The sessions were great, but what really had me excited was the keynote address from Dr. Michael Iwama, the founder of the Kawa (river) Model. He gave a powerful and entertaining address, I was amazed by how he understood cultural diversity and how difficult it can be to generalize an OT model/ approach universally. I experienced this first hand when I was doing my bachelors of occupational therapy in small university town in South India called Manipal, and later when I started practicing in Kenya.
Besides the academic benefits we thoroughly enjoyed the exhibit hall with all the pens, sticky notes, stress balls and other cool stuff we gathered. My classmate Disha won an iPod from UCLA Health and I won a spa voucher!! Yaaay!
Freebies aside, we managed to get a lot of information about the different jobs available out there for us as OTs, and it was comforting to know as international students that there were very many companies that sponsor the work visa we will require after the OPT period is done. We also walked around and explored a very tiny part of Pasadena and appreciated the picturesque area by taking lots of selfies and hoping to get some of the beautiful architecture in the background.
Lets keep the profession moving forward and sharing the knowledge!
This past weekend, I attended the 2014 OTAC Conference and this year it was held in Pasadena, CA. One of the biggest highlights from this event was meeting Dr. Michael Iwama! I was star struck to say the least. Fortunately, he made himself very available to everyone who wanted to speak with him and I was even able to take a picture with him.
Here at USC, we familiarize ourselves with his work during the Spring semester of our first year of the program. One of our readings for the Clinical Reasoning Class includes his article Toward culturally relevant epistemologies in occupational therapy.
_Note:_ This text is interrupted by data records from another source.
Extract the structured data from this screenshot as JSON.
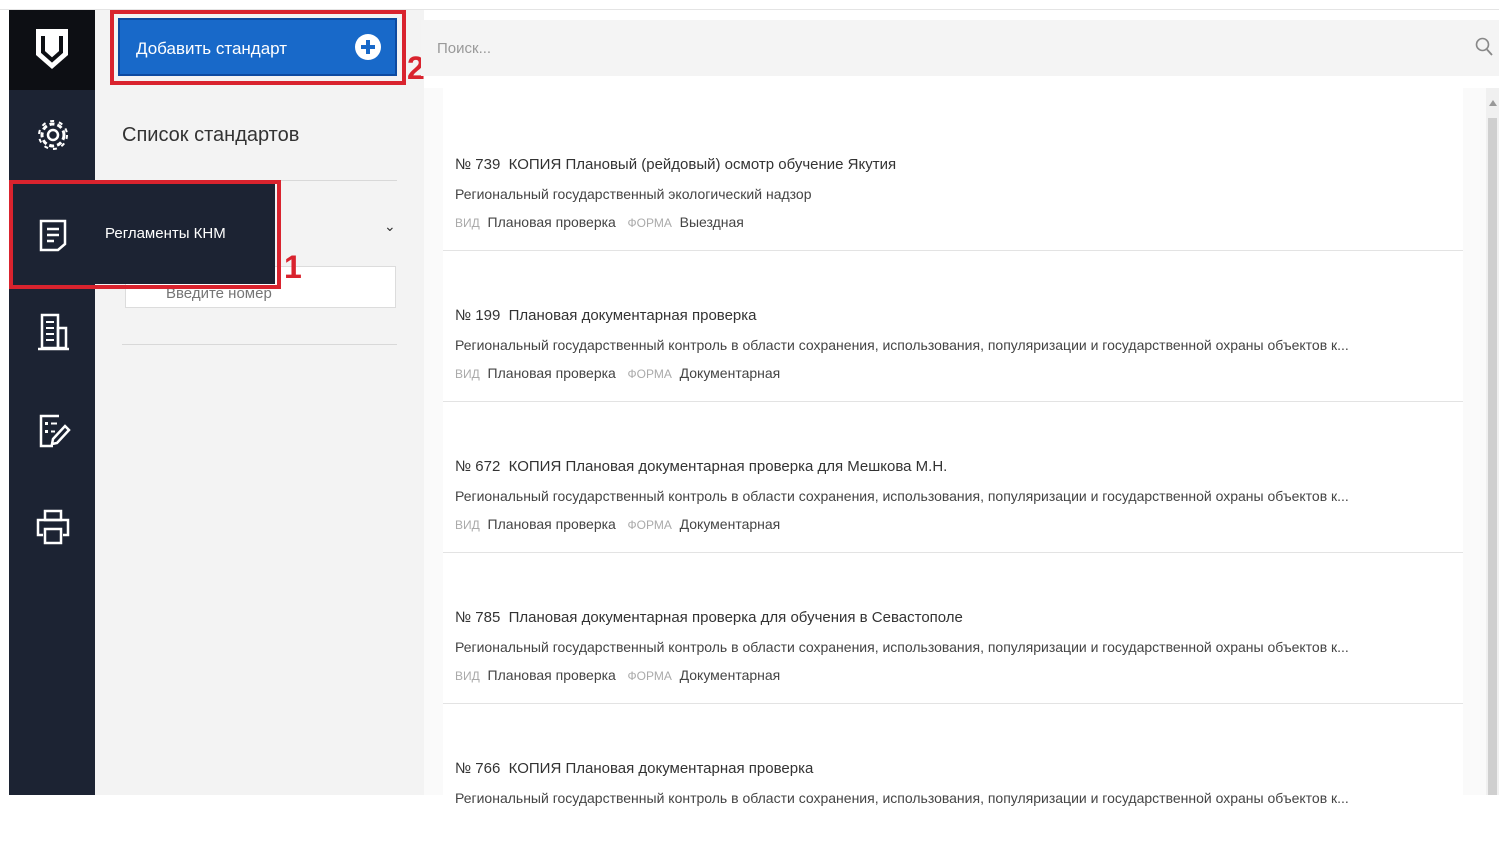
{
  "header": {
    "add_button_label": "Добавить стандарт",
    "search_placeholder": "Поиск..."
  },
  "sidebar": {
    "popup_label": "Регламенты КНМ",
    "icons": [
      "settings-icon",
      "document-icon",
      "building-icon",
      "checklist-edit-icon",
      "printer-icon"
    ]
  },
  "filter": {
    "title": "Список стандартов",
    "number_placeholder": "Введите номер"
  },
  "markers": {
    "one": "1",
    "two": "2"
  },
  "labels": {
    "vid": "ВИД",
    "forma": "ФОРМА"
  },
  "standards": [
    {
      "num": "№ 739",
      "title": "КОПИЯ Плановый (рейдовый) осмотр обучение Якутия",
      "subtitle": "Региональный государственный экологический надзор",
      "vid": "Плановая проверка",
      "forma": "Выездная"
    },
    {
      "num": "№ 199",
      "title": "Плановая документарная проверка",
      "subtitle": "Региональный государственный контроль в области сохранения, использования, популяризации и государственной охраны объектов к...",
      "vid": "Плановая проверка",
      "forma": "Документарная"
    },
    {
      "num": "№ 672",
      "title": "КОПИЯ Плановая документарная проверка для Мешкова М.Н.",
      "subtitle": "Региональный государственный контроль в области сохранения, использования, популяризации и государственной охраны объектов к...",
      "vid": "Плановая проверка",
      "forma": "Документарная"
    },
    {
      "num": "№ 785",
      "title": "Плановая документарная проверка для обучения в Севастополе",
      "subtitle": "Региональный государственный контроль в области сохранения, использования, популяризации и государственной охраны объектов к...",
      "vid": "Плановая проверка",
      "forma": "Документарная"
    },
    {
      "num": "№ 766",
      "title": "КОПИЯ Плановая документарная проверка",
      "subtitle": "Региональный государственный контроль в области сохранения, использования, популяризации и государственной охраны объектов к...",
      "vid": "",
      "forma": ""
    }
  ],
  "colors": {
    "primary": "#1869c9",
    "sidebar": "#1c2333",
    "highlight": "#d9232e"
  }
}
In this article, he argues that in order to develop into a service that universally benefits all, we must strive for more culturally, relevant epistemologies, theories, and practice methods. He developed a conceptual model of practice that is known as the Kawa (River) Model. The Kawa Model uses Eastern philosophical views and perspectives to help view human occupation in a slightly different way from our Western common discourse. In order to transcend cultural boundaries, Dr. Iwama uses the metaphor of a river to illustrate a person’s subjective views of self, of well-being, and the meanings of occupations. With this concept, he encourages us to look at what the client perceives as personal assets, problems and circumstances in their lives, all of these representing different elements found in a river. As occupational therapists, Dr. Iwama states that we can focus on the spaces found in each client’s unique river and can view these as potential channels to increase the client’s flow through occupations. From this view, we become the people that enable the life-flow of our patients; another thing to add to my definition of occupational therapy!
Image taken from kawamodel.com